Work task => An exact copy of the listing is what is needed here; write it out in full.

Exercise data =>
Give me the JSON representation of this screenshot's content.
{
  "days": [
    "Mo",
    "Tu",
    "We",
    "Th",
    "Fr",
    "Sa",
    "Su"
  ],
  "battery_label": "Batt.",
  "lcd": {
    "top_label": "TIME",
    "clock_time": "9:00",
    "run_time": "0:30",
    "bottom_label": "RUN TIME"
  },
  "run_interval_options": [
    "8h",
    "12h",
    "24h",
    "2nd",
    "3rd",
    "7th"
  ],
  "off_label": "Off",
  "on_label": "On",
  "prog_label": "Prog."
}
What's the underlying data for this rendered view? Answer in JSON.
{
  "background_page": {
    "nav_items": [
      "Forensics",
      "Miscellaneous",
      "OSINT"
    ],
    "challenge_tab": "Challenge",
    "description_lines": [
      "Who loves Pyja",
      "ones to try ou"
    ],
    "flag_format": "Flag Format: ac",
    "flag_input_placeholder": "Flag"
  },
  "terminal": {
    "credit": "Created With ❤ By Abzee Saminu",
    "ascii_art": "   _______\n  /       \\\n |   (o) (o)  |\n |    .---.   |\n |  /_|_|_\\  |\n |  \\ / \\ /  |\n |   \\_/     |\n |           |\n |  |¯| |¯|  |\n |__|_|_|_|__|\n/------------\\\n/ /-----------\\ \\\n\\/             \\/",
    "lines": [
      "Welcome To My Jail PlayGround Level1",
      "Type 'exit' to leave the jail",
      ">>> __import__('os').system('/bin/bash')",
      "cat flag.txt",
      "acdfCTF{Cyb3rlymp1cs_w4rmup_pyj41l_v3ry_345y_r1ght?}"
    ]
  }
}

Task result =>
Give me the JSON representation of this screenshot's content.
{
  "days": [
    "Mo",
    "Tu",
    "We",
    "Th",
    "Fr",
    "Sa",
    "Su"
  ],
  "battery_label": "Batt.",
  "lcd": {
    "top_label": "TIME",
    "clock_time": "9:00",
    "run_time": "0:30",
    "bottom_label": "RUN TIME"
  },
  "run_interval_options": [
    "8h",
    "12h",
    "24h",
    "2nd",
    "3rd",
    "7th"
  ],
  "off_label": "Off",
  "on_label": "On",
  "prog_label": "Prog."
}
What's the underlying data for this rendered view? Answer in JSON.
{
  "background_page": {
    "nav_items": [
      "Forensics",
      "Miscellaneous",
      "OSINT"
    ],
    "challenge_tab": "Challenge",
    "description_lines": [
      "Who loves Pyja",
      "ones to try ou"
    ],
    "flag_format": "Flag Format: ac",
    "flag_input_placeholder": "Flag"
  },
  "terminal": {
    "credit": "Created With ❤ By Abzee Saminu",
    "ascii_art": "   _______\n  /       \\\n |   (o) (o)  |\n |    .---.   |\n |  /_|_|_\\  |\n |  \\ / \\ /  |\n |   \\_/     |\n |           |\n |  |¯| |¯|  |\n |__|_|_|_|__|\n/------------\\\n/ /-----------\\ \\\n\\/             \\/",
    "lines": [
      "Welcome To My Jail PlayGround Level1",
      "Type 'exit' to leave the jail",
      ">>> __import__('os').system('/bin/bash')",
      "cat flag.txt",
      "acdfCTF{Cyb3rlymp1cs_w4rmup_pyj41l_v3ry_345y_r1ght?}"
    ]
  }
}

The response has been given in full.